- Consider the legal risks associated with use of social media to run background checks
- Avoid making employment decisions based in any way on a protected characteristic (such as race, religion or sexual orientation) revealed through social media.
- Use the same protocols for social media screening of applicants or employees regardless of their protected characteristics to avoid liability for discrimination.
- Avoid gathering information on applicants' or employees' trade union membership or activities that could amount to the creation of a prohibited blacklist, and do not discriminate on the basis of union membership, non-membership, or activities.
- Ensure any data is obtained and processed fairly and lawfully, in accordance with the eight data protection principles in the Data Protection Act 1998 (DPA). This is likely to include informing the individual of the means by which you are conducting background checks.
- Make employment decisions using reliable and accurate information, and be aware that information posted on social media sites may be false or misleading.
C. References to company on affiliated social media sites
Disclose all material connections with third-party bloggers

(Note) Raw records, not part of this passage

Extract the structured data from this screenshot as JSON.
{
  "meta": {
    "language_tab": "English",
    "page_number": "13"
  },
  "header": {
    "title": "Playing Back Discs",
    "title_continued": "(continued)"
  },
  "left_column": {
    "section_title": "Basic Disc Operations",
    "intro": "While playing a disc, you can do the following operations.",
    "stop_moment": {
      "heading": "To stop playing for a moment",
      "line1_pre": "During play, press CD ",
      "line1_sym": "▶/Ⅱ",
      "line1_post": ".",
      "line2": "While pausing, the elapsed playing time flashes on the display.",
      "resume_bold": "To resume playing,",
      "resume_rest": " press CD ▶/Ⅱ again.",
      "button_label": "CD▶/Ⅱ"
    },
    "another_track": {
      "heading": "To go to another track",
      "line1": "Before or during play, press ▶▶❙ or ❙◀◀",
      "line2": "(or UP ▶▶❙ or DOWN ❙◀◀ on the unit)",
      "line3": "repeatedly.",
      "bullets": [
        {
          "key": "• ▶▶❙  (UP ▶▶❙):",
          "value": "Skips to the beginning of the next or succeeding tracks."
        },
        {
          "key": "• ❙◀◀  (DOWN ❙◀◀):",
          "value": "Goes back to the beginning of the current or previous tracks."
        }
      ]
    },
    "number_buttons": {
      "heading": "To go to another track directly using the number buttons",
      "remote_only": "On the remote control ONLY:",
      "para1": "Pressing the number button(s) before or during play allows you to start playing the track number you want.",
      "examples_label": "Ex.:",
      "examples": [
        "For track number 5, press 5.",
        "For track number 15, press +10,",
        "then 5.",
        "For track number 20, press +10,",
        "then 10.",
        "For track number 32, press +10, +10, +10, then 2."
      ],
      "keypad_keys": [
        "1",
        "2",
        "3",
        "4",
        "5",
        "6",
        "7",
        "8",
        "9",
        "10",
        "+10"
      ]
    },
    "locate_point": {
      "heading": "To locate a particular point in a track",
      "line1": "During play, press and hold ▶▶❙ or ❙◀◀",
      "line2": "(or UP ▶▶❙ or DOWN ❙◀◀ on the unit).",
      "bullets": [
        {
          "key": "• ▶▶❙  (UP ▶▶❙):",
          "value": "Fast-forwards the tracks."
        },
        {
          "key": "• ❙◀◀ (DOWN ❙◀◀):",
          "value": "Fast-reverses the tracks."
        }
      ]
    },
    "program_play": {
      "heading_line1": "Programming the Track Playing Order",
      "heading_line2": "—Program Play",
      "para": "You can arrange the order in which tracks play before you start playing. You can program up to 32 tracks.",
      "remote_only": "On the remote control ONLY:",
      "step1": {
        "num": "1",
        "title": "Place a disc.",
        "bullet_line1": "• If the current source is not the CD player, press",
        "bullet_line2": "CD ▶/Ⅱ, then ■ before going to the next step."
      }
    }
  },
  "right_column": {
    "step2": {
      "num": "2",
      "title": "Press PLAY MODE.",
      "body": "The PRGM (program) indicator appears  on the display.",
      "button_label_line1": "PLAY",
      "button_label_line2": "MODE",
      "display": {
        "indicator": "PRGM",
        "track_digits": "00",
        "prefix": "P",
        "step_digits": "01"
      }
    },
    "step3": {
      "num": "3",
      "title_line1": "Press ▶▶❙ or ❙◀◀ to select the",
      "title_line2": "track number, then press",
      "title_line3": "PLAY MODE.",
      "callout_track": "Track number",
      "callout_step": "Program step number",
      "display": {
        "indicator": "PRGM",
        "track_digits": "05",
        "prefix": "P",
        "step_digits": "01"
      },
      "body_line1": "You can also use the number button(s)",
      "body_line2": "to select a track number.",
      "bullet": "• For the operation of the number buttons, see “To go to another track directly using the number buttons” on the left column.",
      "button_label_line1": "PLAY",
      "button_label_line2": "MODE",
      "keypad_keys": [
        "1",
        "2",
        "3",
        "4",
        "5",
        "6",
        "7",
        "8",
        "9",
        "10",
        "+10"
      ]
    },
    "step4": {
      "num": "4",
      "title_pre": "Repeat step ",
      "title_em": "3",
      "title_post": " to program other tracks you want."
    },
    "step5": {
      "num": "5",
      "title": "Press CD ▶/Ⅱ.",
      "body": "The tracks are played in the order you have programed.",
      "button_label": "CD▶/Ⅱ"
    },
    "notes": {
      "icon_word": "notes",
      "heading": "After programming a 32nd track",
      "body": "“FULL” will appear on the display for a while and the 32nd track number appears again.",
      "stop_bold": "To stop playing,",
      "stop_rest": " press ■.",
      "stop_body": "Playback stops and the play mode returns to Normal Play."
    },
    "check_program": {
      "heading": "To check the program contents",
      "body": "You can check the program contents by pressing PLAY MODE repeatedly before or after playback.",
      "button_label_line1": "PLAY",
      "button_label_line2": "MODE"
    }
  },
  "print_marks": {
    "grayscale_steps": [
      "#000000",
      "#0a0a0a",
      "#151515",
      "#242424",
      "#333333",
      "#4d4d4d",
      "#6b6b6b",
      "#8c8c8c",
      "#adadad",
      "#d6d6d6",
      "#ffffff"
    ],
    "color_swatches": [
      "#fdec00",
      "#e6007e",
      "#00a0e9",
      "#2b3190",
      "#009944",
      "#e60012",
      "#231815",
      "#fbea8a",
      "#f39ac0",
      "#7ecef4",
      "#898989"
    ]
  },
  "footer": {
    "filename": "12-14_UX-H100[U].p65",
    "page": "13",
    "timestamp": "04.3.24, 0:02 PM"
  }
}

- The Consumer Protection from Unfair Trading Regulations 2008 (SI 2008/1277) (CPRs) came into force on 26 May 2008 and introduced a general duty not to trade unfairly. In particular, the CPRs provide that:
- A commercial practice is unfair if it is a misleading omission (regulations 4(b) and 6).
- It is unfair to use editorial content in the media to promote a product where a trader has paid for the promotion without making that clear in the content or by images or sounds clearly identifiable to the consumer (regulation 4(4)(d) and Schedule 1).
The Office of Fair Trading enforces these rules.
- If the company pays a blogger or provides free products to review, the company should:
- advise the blogger of his obligation to disclose that he was given such consideration;
- monitor the blog to ensure compliance; and
- monitor the blog to ensure that any claims made by the blogger about the company's products or services can be substantiated and are not deceptive or misleading.
Commercial general liability insurance policies may not cover liability arising out of certain online activities. Review existing insurance policies to ensure appropriate coverage and consider whether any additional insurance is desirable and appropriate. Additional insurance could include, for example:
- Cyber-liability insurance that covers data breaches, privacy and data security;
- Business interruption; and
- Liability for website content.
- Understand the legal issues associated with allowing users to post user-generated content and take steps to minimise risk related to that content.
- Ensure that the company's use of social media complies with all applicable laws.
- Provide clear guidance to all staff on company-related use of social media, preferably in the form of a comprehensive policy.
- Consider using social media as a legal tool.
- Understand that use of social media can affect the way litigation is conducted.
- Disclose all material connections with third-party bloggers.
- Review corporate insurance policies to ensure appropriate coverage.
- Impose unnecessary or impractical restrictions on staff regarding use of social media.
- Use names, images or information of employees or third parties for promotional or other commercial purposes via social media without first obtaining such parties' consent.
- Use social media to run background checks on applicants for employment and candidates for promotion without first considering the associated legal risks.
Key contacts at DMP for further advice and assistance on these matters are:
Bill Montague, partner
direct dial: 0118 960 5786
Asim Munir, associate
direct dial: 0118 960 5788
main office: 0118 939 3999
The contents of this article are for the purposes of general awareness only. They do not purport to constitute legal or professional advice. The law may have changed since this article was published. Readers should not act on the basis of the information included and should take appropriate professional advice upon their own particular circumstances.comments powered by Disqus